As the bus rolled inexorably toward the finish line picking off stragglers, Pietruszka and other passengers began to second-guess the necessity of being there at all.
Hindsight had led her to conclude, she said, that at the time and place she was picked up — five and a half miles in, 25 minutes to go, or at least that’s what she thought — she could have made it to the finish line in time simply by walking briskly.
“They pulled us in too quickly,” Pietruszka said. While she had been tempted to argue, she went on, she had been cowed into compliance by what she said (incorrectly) was a reference to “armed guards” on the race website.
The bus stopped for the last few unfortunates, and Westerband cajoled them through the door, even as they tried to remonstrate with him. The end was so close, within reach.
Taking advantage of the distraction, a runner who had been quietly sulking at the front of the bus suddenly got up and sprinted for the door, slipping past Westerband. He proceeded to jog unimpeded all the way to the finish line, where he was greeted with applause from runners who had managed to complete the course without riding the bus.

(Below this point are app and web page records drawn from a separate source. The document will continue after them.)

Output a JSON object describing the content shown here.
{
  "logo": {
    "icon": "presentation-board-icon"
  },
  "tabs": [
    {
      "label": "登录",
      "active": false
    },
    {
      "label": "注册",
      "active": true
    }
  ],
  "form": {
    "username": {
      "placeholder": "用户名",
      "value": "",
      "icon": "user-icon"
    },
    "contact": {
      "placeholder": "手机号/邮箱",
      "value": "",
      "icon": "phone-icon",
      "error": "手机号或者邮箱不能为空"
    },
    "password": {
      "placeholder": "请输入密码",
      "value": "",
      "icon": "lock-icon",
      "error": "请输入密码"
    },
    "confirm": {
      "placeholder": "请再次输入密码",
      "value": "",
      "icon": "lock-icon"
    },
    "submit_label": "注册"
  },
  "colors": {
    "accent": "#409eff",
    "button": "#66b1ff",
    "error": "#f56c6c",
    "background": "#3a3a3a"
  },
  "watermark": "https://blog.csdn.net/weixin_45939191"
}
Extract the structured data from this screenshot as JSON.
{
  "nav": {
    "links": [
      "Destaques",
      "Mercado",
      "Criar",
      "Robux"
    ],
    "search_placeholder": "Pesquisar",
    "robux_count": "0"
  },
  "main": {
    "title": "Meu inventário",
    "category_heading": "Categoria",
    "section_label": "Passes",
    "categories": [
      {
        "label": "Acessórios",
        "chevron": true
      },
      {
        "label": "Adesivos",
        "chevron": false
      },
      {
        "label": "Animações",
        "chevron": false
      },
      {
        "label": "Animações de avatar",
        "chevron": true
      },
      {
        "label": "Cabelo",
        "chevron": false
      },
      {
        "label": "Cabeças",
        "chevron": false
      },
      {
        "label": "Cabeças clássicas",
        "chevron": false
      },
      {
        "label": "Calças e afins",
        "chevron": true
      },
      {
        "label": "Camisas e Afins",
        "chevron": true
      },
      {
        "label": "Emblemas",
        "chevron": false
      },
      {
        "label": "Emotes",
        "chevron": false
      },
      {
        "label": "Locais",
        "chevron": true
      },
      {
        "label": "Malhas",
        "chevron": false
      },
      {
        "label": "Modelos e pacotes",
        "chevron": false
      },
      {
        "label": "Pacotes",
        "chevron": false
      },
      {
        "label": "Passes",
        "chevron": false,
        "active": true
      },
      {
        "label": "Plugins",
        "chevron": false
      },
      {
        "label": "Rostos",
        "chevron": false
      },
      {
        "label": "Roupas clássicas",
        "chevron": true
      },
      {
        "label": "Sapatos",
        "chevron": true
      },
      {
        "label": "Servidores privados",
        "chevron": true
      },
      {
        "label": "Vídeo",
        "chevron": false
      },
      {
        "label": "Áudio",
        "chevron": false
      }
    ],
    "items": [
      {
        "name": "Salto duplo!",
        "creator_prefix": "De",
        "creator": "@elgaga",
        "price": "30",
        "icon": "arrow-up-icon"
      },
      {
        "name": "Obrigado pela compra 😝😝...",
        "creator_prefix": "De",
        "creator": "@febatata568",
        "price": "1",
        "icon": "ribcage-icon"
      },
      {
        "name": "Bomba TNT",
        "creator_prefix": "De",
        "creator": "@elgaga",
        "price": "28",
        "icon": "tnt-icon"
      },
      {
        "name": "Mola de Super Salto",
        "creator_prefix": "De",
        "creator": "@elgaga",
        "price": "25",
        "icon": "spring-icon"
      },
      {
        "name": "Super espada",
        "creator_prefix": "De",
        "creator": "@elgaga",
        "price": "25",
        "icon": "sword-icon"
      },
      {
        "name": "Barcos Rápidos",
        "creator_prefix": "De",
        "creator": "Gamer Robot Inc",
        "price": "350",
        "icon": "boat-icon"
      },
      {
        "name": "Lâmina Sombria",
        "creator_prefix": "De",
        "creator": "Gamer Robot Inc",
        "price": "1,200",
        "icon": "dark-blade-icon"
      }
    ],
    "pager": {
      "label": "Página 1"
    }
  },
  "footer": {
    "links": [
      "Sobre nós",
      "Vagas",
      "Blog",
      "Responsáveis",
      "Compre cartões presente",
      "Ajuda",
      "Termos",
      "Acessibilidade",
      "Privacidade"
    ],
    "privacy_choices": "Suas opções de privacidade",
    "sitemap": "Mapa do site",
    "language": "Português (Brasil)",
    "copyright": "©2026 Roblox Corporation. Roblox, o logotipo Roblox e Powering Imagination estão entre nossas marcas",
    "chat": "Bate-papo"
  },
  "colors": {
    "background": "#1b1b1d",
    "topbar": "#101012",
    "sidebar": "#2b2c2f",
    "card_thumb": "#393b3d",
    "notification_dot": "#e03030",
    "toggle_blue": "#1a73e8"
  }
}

There was a moment of stunned silence on the shag bus, as the passengers contemplated the unethical nature of the man’s action and wondered why they had not thought of it first.
“That’s what we should have all done! We should have gotten up and bum-rushed the officer!” Pietruszka said.
She did not really mean that. What she meant was: As God was her witness, she would never again find herself in this situation.
“I’ll do the race again next year,” she vowed, “and I’ll be more prepared, and I will not be on the bus again.”